However, it’s this very flow — or rather, this same overriding desire to continue facilitating the flow generated by mastering the Shadow Core — that caused me to miss or simply not care about collectibles and the respective challenge in obtaining them. This is the price of speed: in being given the power to approach levels with a generous amount of freedom, it’s easy to get carried away with making it to the end of the level, some of which do implement more testing sections. After mastering these strips, there’s greater incentive to move on as opposed to sticking around and teasing Numbra’s grim reaper again. As aforementioned, however, collectibles do reward players with extra (and, I should note, extensive) narrative details. Players who identify as completionists, challenge-seekers or simply enjoy piecing together fragmented lore will find a lot of extra value in taking the time to really explore Numbra’s landscapes.
In terms of hardware, while this reviewer hasn’t personally played this title on either PS4, Xbox One, or PC, it’s recommended that this title is approached on the Switch using an external controller, such as the standard wired or the pro. Using the joy-cons felt a little more restrictive dexterity-wise, though if you’re the kind of player who likes to be on the go with their Switch, there’s enough challenge and elective level structure that renders Light Fall an excellent game for those who want an extra bit of challenge on their morning or evening commute.
Many of this title’s initial reviews made a note that the difficulty of the final boss of the game bordered on ridiculousness, with the absence of save points present along lengthy level stretches spurring irritation.
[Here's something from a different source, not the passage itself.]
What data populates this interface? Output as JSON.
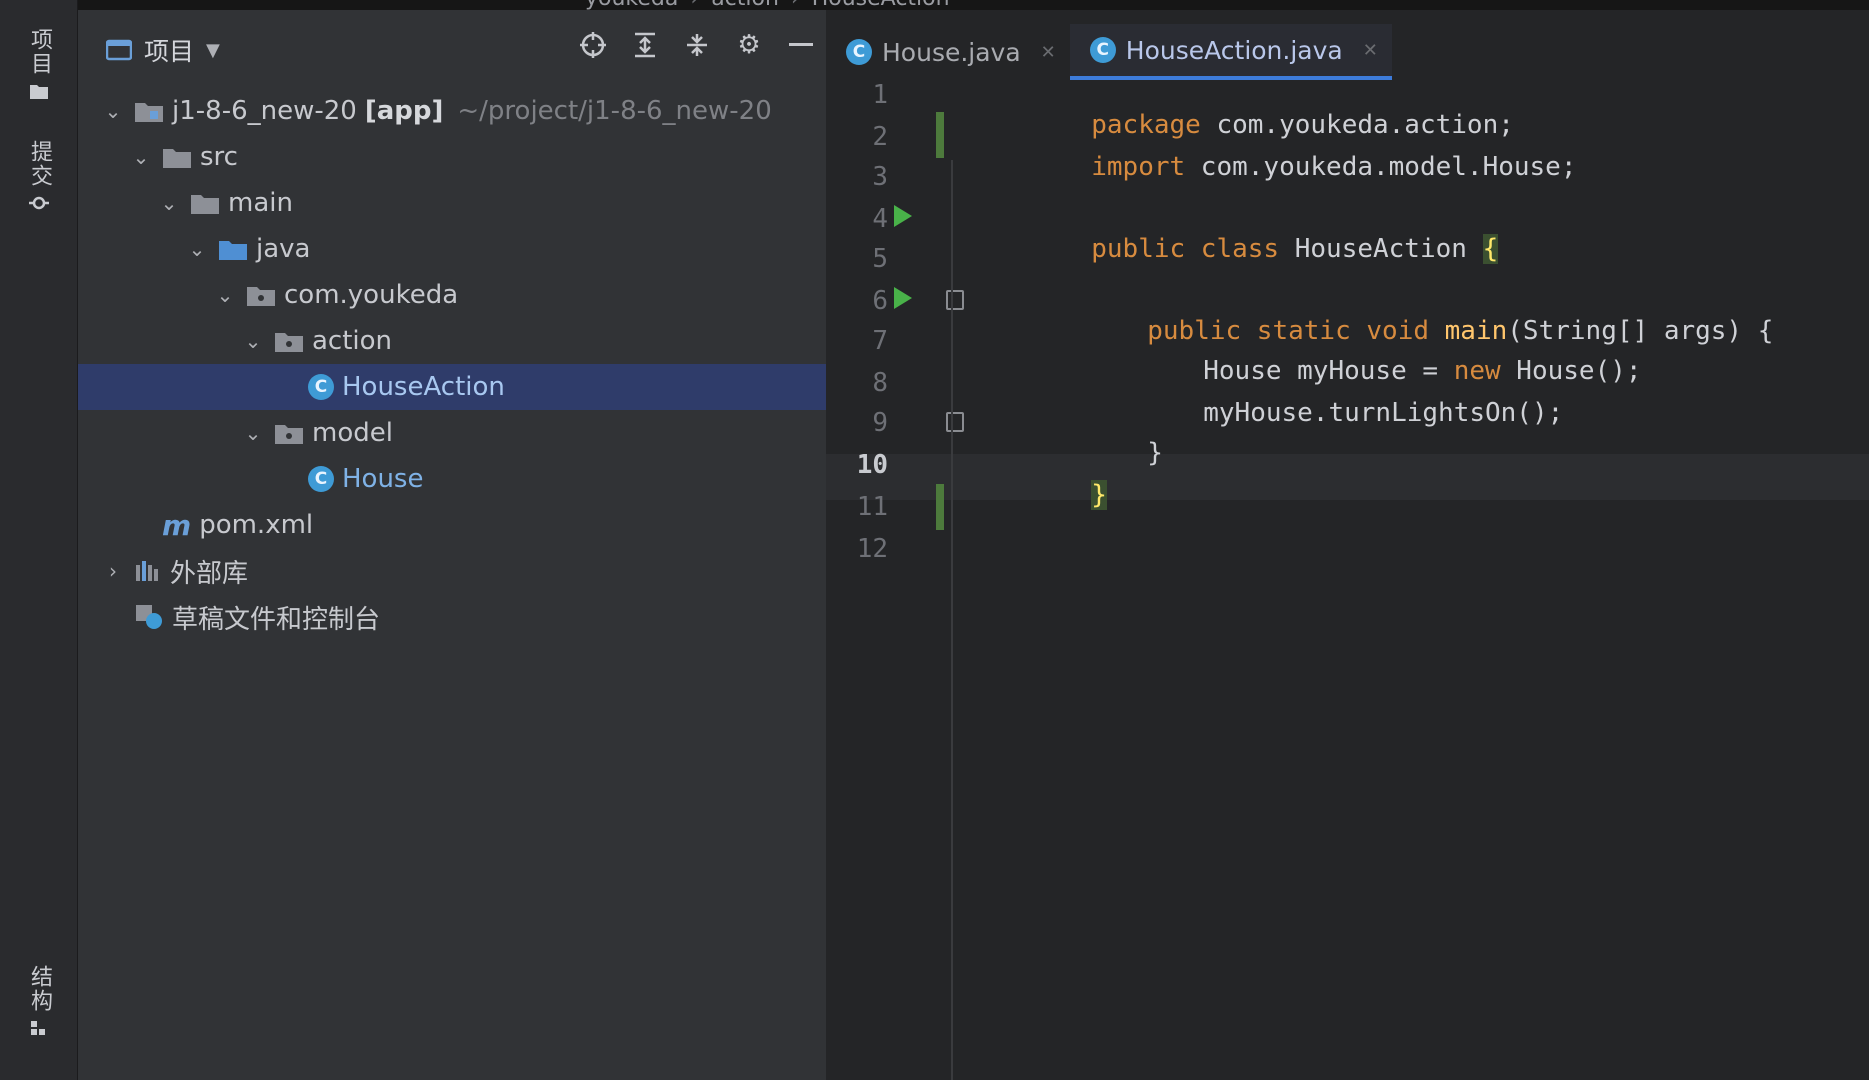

Bishop Games ameliorated this issue following these critiques. This review was completed after the patch was released and installed. Despite changes, however, those last stretches still feel significantly more challenging than those present in previous Acts, and the final boss remains disappointing, with this hero’s journey ending on a tepid note. This is exacerbated by length of the title itself, which is arguably its greatest flaw. The game’s main campaign is only four to six hours long, and while the story is engaging, it was disappointing to see it end on a sudden note. Moreover, there is little post-game content present to soothe this wound — though Speedrun and Hard modes are technically extras, they are available for players to access immediately.
Overall, Light Fall is a gem among the slew of 2D platformers that have become ubiquitous with indie and mobile gaming over the decade or so. In implementing adored storytelling structures and devices (it’s difficult not to warm to Stryx, The Boy, and their adventure) and pairing them with fluid motion to create an ample sense of flow, Light Fall is a worthwhile play. While it does have flaws, these inconveniences do not muddy most of the gameplay experience — however, it cannot go without saying that those looking for a more substantial gaming experience time and cost-wise should look elsewhere.